Find out how many lines of the material contain the string "title" and give only that figure.

====== DATASET RECORDS

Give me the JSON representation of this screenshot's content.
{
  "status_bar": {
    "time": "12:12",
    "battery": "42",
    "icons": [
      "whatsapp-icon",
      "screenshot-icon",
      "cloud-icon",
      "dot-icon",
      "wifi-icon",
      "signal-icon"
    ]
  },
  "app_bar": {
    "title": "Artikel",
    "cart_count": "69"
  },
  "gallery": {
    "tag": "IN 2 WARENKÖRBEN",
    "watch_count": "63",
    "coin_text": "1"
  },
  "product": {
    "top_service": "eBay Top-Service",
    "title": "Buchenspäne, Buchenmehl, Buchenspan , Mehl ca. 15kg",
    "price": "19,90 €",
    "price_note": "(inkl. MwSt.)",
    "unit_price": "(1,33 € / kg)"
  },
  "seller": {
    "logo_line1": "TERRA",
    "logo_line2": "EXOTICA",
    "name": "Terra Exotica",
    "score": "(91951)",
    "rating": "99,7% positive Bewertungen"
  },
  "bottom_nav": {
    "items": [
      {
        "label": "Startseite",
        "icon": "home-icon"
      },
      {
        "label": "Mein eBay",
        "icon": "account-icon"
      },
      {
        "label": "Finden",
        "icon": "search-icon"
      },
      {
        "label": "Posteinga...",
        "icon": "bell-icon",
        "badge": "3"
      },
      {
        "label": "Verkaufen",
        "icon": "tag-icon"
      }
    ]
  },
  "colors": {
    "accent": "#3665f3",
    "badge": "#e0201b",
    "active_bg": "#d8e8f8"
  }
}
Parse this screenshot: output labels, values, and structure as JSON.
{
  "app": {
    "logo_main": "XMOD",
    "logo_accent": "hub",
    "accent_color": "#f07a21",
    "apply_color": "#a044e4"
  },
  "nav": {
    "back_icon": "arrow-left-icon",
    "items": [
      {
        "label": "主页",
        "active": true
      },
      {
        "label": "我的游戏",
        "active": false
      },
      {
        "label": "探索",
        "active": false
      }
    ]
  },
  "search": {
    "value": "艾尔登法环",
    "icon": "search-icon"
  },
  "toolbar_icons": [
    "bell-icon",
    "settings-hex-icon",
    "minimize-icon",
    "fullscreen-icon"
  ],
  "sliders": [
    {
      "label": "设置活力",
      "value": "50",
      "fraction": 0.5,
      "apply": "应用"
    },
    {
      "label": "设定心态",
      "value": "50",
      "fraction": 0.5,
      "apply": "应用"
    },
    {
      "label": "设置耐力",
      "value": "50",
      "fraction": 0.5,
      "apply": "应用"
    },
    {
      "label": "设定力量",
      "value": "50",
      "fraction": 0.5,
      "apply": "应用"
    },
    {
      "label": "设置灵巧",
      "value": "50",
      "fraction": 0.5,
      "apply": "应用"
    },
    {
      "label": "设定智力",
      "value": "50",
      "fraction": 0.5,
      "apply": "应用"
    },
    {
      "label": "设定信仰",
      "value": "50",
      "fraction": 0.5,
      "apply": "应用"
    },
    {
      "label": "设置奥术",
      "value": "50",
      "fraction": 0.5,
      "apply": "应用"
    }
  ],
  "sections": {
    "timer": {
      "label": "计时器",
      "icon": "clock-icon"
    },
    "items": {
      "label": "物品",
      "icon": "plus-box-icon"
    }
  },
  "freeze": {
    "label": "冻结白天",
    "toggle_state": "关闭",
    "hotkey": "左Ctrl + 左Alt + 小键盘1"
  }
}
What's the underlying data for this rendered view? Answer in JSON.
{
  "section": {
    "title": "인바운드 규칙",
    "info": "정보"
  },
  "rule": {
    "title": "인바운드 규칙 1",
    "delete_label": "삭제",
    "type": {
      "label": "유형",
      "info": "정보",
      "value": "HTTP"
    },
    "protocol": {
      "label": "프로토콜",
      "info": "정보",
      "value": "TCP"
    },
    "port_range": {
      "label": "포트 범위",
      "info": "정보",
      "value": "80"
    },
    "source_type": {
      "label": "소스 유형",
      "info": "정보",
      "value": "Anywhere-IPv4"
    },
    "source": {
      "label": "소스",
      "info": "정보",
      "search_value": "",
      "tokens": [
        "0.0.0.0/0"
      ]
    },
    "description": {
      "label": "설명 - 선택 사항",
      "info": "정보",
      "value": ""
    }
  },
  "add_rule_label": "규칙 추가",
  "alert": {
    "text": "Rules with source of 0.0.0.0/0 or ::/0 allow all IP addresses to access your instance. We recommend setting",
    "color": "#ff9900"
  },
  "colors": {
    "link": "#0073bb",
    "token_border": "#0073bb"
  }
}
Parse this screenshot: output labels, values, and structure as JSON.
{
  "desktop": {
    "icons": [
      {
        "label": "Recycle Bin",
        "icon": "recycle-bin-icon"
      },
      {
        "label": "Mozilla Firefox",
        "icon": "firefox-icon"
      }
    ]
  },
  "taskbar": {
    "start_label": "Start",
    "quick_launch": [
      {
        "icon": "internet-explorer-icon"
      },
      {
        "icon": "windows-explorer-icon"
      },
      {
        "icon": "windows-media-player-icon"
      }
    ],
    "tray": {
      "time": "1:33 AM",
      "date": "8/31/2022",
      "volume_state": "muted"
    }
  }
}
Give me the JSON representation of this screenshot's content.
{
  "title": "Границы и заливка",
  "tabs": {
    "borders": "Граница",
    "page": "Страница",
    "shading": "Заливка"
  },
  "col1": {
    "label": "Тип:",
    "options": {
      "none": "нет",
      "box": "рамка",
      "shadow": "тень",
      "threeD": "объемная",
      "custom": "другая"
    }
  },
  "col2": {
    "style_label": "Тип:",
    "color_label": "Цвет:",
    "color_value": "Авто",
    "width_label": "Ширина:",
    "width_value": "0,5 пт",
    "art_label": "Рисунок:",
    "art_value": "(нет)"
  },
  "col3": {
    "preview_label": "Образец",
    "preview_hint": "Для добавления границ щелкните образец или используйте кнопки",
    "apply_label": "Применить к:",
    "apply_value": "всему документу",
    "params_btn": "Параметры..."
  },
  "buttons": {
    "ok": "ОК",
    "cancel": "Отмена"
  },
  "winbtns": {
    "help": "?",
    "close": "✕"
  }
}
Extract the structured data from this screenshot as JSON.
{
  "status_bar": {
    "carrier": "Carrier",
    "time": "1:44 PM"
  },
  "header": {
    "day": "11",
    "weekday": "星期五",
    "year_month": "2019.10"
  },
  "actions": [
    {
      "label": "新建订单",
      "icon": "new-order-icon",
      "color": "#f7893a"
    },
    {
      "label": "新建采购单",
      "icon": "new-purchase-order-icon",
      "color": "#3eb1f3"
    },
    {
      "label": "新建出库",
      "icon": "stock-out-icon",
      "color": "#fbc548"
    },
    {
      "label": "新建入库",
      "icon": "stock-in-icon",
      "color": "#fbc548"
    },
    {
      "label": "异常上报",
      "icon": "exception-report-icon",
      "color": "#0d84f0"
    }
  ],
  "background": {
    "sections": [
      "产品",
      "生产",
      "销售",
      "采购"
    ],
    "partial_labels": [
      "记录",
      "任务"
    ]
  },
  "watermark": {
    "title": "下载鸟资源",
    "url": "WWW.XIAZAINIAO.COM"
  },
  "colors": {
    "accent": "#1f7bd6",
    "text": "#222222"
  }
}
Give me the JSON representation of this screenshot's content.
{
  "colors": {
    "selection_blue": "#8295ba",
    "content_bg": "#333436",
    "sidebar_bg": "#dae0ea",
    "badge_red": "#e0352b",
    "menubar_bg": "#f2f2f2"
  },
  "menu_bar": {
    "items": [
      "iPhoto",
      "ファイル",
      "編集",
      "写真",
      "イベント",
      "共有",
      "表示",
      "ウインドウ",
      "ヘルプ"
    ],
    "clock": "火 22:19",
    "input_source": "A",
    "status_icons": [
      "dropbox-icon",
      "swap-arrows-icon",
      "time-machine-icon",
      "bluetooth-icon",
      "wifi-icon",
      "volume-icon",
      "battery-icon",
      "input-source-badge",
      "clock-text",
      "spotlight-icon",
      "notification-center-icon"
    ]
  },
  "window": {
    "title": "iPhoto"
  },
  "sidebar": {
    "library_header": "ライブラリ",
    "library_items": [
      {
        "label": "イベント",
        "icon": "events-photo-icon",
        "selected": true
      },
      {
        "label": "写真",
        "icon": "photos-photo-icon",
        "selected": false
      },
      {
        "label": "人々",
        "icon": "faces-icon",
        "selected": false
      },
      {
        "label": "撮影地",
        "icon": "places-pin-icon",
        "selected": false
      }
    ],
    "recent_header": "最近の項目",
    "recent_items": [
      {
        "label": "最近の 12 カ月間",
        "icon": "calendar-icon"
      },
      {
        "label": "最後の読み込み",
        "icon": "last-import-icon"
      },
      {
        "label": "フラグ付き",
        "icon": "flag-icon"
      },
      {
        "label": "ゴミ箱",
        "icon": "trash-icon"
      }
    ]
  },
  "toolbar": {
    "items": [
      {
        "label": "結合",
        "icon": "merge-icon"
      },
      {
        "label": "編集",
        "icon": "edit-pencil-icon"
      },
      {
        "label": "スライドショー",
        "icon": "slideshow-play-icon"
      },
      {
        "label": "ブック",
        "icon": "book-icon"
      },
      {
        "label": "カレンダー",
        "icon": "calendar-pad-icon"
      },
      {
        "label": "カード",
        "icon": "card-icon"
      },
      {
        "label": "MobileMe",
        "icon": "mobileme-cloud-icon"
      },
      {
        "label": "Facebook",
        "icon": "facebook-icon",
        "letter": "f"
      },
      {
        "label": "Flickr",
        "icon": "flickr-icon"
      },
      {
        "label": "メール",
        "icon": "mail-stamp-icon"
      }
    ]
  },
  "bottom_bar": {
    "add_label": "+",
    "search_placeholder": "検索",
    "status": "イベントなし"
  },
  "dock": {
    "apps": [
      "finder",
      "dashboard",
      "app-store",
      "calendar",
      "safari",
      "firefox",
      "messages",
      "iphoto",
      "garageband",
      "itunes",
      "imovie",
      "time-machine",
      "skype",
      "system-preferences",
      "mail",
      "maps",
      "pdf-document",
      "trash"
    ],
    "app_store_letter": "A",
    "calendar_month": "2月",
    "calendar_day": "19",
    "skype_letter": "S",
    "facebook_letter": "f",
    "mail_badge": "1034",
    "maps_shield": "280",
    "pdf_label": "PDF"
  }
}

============

▶ **REPLY TO THE TASK**: 7